Dataset items
=======

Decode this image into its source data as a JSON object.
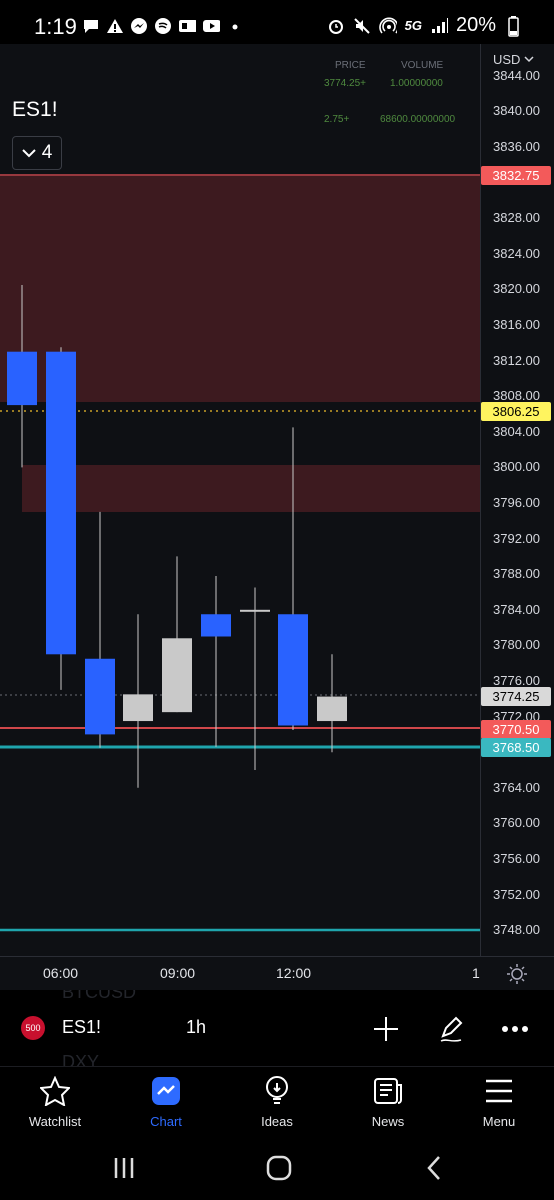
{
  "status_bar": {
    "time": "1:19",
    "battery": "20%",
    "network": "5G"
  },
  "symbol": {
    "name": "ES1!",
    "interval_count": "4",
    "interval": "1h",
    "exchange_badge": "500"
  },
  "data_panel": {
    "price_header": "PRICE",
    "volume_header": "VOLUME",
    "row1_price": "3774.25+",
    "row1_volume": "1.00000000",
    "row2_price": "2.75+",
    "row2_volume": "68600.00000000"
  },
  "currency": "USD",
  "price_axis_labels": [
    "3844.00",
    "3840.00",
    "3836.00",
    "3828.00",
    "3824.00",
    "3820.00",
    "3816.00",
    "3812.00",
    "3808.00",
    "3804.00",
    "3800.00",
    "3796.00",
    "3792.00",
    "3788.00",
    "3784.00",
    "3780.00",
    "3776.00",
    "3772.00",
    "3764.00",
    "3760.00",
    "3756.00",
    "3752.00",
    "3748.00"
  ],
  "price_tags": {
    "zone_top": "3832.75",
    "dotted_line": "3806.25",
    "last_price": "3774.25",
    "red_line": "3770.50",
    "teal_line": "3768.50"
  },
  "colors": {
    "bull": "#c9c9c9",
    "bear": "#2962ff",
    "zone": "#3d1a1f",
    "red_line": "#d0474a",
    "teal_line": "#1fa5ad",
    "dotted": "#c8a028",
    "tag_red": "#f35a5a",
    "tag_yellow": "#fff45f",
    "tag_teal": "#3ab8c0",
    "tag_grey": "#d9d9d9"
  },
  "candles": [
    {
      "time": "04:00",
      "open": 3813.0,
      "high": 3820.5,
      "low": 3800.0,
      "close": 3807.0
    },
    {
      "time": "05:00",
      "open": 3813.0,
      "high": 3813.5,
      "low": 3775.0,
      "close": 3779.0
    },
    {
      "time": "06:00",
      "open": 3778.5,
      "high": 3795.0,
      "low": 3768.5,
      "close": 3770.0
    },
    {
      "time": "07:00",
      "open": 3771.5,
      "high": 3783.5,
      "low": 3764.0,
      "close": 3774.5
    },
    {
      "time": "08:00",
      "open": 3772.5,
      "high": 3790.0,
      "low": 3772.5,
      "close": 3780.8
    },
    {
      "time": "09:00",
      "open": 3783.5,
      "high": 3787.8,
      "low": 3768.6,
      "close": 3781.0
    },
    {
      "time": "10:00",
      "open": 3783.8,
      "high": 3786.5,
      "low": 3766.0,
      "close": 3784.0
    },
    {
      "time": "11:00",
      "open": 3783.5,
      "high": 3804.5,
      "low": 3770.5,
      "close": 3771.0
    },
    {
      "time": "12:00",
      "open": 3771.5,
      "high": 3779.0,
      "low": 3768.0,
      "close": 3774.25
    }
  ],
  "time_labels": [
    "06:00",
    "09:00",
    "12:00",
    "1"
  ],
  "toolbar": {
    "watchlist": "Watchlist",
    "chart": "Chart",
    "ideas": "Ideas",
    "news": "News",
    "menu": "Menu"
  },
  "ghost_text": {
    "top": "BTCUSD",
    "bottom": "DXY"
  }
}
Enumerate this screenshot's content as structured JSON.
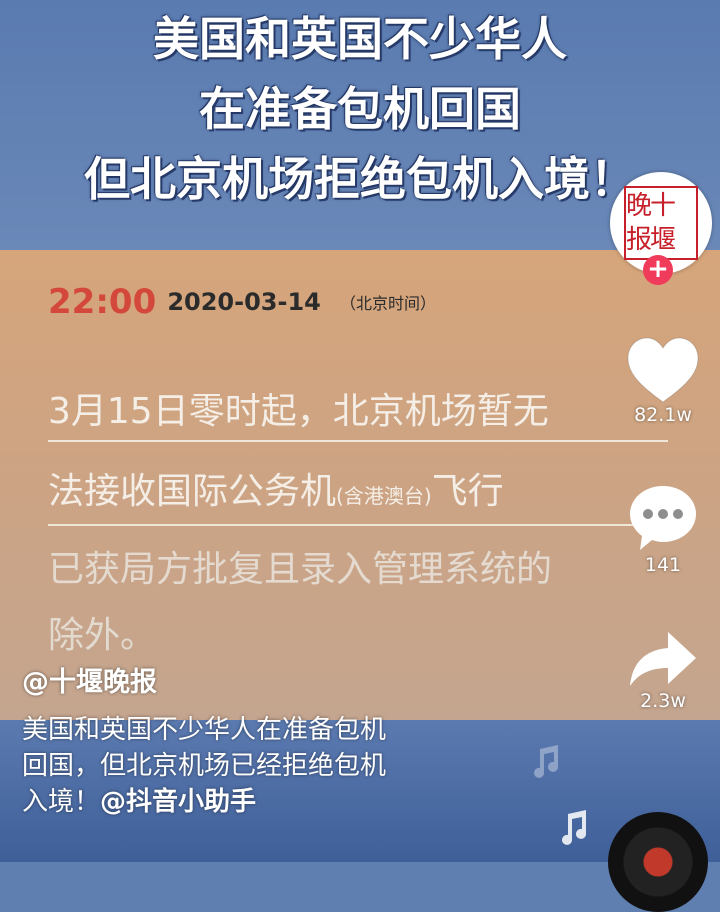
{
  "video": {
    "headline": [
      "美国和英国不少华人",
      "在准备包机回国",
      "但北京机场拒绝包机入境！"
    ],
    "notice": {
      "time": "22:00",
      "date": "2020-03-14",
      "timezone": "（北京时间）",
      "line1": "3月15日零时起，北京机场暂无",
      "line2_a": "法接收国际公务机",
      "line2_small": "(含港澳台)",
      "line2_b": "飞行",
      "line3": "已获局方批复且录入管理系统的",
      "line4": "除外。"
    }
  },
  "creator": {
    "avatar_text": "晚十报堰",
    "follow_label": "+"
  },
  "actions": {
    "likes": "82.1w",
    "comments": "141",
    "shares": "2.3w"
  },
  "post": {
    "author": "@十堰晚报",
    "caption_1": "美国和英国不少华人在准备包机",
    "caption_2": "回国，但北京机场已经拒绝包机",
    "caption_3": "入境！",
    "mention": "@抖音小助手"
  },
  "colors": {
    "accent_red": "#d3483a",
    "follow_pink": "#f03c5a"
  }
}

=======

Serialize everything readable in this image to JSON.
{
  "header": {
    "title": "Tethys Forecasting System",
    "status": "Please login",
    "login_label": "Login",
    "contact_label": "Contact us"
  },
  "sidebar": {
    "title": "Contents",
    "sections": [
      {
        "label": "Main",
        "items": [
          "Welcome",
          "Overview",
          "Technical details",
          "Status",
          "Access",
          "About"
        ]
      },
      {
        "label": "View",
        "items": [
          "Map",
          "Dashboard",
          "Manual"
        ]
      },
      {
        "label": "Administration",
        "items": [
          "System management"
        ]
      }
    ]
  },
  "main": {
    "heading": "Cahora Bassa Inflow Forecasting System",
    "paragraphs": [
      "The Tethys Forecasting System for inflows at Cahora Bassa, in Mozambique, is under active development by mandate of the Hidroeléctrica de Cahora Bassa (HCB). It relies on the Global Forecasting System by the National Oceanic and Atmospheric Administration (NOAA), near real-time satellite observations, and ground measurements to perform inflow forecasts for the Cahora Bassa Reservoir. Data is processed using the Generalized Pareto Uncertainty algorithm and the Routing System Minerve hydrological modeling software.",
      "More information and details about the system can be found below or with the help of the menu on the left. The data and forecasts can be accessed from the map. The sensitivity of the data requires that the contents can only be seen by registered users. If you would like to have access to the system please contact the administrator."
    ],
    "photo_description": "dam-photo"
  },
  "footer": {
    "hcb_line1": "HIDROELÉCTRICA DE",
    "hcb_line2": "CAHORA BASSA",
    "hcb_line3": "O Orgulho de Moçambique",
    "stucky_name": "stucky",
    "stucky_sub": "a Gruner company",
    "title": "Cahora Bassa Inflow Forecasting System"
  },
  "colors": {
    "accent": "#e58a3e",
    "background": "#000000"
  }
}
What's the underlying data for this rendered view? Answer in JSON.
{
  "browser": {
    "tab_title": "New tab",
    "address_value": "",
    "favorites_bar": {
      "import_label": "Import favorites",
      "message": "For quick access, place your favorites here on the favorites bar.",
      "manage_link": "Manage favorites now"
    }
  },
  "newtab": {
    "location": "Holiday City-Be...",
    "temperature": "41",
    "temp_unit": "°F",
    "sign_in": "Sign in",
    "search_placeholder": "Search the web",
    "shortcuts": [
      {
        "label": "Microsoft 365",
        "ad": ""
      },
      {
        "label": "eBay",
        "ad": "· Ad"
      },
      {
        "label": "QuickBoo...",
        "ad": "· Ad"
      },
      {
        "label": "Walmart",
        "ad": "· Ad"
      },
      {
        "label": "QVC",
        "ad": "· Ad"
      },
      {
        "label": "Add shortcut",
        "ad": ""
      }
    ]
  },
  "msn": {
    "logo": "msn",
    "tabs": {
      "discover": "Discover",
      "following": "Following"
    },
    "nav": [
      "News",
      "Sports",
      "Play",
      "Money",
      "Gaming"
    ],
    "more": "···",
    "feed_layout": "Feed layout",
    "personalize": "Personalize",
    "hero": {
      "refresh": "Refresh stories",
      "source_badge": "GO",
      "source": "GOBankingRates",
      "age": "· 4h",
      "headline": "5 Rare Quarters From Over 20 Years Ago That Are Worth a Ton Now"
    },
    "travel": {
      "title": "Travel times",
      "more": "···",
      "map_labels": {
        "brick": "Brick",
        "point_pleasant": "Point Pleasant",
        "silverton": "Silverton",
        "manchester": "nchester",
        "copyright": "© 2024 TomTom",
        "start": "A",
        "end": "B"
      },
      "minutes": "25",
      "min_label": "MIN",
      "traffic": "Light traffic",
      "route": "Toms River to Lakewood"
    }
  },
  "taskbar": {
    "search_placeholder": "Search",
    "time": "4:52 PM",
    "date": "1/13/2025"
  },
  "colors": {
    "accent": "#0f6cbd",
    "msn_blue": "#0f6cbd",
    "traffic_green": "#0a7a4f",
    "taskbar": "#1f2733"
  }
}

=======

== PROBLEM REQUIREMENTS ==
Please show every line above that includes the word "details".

== TASK OUTPUT ==
          "Technical details",
      "More information and details about the system can be found below or with the help of the menu on the left. The data and forecasts can be accessed from the map. The sensitivity of the data requires that the contents can only be seen by registered users. If you would like to have access to the system please contact the administrator."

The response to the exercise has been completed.